University of Chicago economist Richard Thaler has reportedly joined the Conservative party as an adviser on regulatory issues. This may be good news for the cleanliness of British urinals, but not much else.

Professor Thaler is the doyen of the school of ‘behavioural economics’, which is based on such non-astonishing insights as the fact that human beings are not wealth-maximizing automata; they procrastinate, lack self-control and occasionally act like headless chickens. He recently wrote an article in The New York Times in which he compared the average punter to Homer Simpson! Behavioural economics thus represents yet another attack on the straw man notion that the validity of free markets depends on rational humans and perfect markets. Adam Smith certainly never made any such claims. He noted that it was all about higgling, bargaining and propensities to ‘truck, barter, and exchange’. Behavioural economics is yet another excuse for intervention, as if the return of Keynesianism wasn’t bad enough!

The Bible of the ‘new’ economics is Professor Thaler’s Nudge: Improving Decisions about Health, Wealth, and Happiness, which he co-authored with Cass Sunstein, President Obama’s regulatory czar. The book is aimed at promoting an oxymoronic ‘paternal libertarianism,’ a ‘real Third Way’. Thaler and co-author Sunstein make the claim – much beloved of Communist rhetoricians – that there is no ‘real’ freedom. Since all choices are made within particular ‘contexts’, policymakers are obliged to become ‘choice architects’, subtly rigging our environment to stop us making the ‘wrong’ decisions. For support, the authors quote – with an example whose bizarre triviality you could not make up if you were deliberately trying to discredit them -- how Dutch airport authorities reduced urinal spillage by 80% by etching target flies into the porcelain!
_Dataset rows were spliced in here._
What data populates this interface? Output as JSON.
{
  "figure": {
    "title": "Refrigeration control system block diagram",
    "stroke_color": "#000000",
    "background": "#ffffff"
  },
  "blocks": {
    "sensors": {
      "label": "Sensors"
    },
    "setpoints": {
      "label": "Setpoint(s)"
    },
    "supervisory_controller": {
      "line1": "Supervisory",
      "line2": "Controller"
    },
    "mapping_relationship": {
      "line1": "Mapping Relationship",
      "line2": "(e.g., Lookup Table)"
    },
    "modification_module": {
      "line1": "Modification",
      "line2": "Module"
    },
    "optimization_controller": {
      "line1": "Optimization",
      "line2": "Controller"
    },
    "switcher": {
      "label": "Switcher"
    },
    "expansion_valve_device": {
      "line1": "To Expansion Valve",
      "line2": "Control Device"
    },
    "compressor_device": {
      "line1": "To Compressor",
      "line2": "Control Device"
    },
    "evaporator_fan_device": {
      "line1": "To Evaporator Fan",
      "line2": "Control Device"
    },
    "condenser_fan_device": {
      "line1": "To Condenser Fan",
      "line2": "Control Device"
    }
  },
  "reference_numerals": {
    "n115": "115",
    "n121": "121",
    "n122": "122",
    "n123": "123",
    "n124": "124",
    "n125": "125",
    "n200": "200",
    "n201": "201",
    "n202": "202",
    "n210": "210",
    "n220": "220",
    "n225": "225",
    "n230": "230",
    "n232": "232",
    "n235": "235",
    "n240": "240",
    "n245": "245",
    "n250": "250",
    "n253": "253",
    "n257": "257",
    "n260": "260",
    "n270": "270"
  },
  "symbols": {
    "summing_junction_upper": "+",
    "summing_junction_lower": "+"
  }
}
It seems that people can’t even piss straight without someone in authority telling them how.